Engineers are not God. So when you hear Gwin say "it felt like both brakes failed," then probably both brakes failed. When the engineer guy from Big Blue is saying "you probably thought you felt the rear brake fail, but it was just because the front brake wasn't there," I have to wonder: really? You're going to question what Aaron Gwin did or did not feel his bike doing? Sure, there are brainless riders that coast by on talent and athleticism, whose only feedback to the engineers is "it was badass" or "it rode dumb," but I'm guessing Gwin is not one of those guys. I like how there is no discussion or argument featured in the video, and Gwin just listens and nods. Like we're supposed to believe Gwin's thinking "sure jack, I must have been wrong." I didn't think there was a conspiracy before, but at that exact moment I knew in my heart it was true.


I'm not saying it was Shimano. That's what everyone else thinks, but here's the real deal:
  • UCI feeling pressure from USADA and world news media from the Lance thing. Obviously they knew about the doping and turned a blind eye. Things look bad for the UCI. 

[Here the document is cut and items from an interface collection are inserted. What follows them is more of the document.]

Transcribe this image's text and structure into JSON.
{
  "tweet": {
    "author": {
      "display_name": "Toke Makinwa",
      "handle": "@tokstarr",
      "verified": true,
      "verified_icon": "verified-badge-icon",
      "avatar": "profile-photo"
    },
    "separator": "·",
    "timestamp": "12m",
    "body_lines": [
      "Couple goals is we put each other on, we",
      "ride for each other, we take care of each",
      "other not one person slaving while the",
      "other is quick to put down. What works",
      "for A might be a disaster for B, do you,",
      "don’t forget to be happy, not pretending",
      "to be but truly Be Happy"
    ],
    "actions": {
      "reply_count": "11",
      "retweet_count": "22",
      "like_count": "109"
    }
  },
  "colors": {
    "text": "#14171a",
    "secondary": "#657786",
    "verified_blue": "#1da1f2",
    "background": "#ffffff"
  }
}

  • Gwin coming through the ranks, poised to win World Cup title and the rainbows. Another too good to be true, out of left field American racer who crushes urbody, urday and makes the competition look like JV. Smells like Lance all over again. 
  • Turns out it's not drugs, Gwin's the real deal. But UCI can't stand the idea of America showing everyone else how much their country sucks, and plans to plant drug testing samples and get Gwin banned for EPO or blood doping or Red Bull or whatever they use these days. They pick the World Champs as the event to shame him. Gwin will be too disgraced to come back, and then we'll only have FAAGs representing America.  
  • UCI can't go through with drug bust plan because they're taking heat on this Lance thing. Drugs are out. 
  • UCI plans to sabotage Gwin's bike, so they threaten Shimano & TWR. If Shimano doesn't turn a blind eye, the UCI threatens to pass a new rule to make good, well made parts illegal on the World Cup. Shimano knows if this UCI rule goes through, every top 20 rider in every cycling sport will be on SRAM. Some Euro joes will be on Campy, but that's only road and no one cares about Campy anyway. This will kill Shimano's marketing and sales. 
  • UCI wants a French or Swiss rider to win it, but even they don't like Spagnolo, and no one would believe it if Nick Beer won world champs. They don't want to detract from the glory of the Swiss/Belgian/French cycling legacy, so they settle for a non Swiss/Belgian/French rider who still won't get people excited: Minnaar. It's like a Dungey MX win; no one at home is dancing and singing.
It all goes down. Here's a visual representation of Whitely breaking the news to Gwin on his week off between World Champs and Norway. Gwin played by William Wallace, Martin Whitely played by Robert the Bruce, Monk played by Irish Stephen:



And that's the way it went down. True story.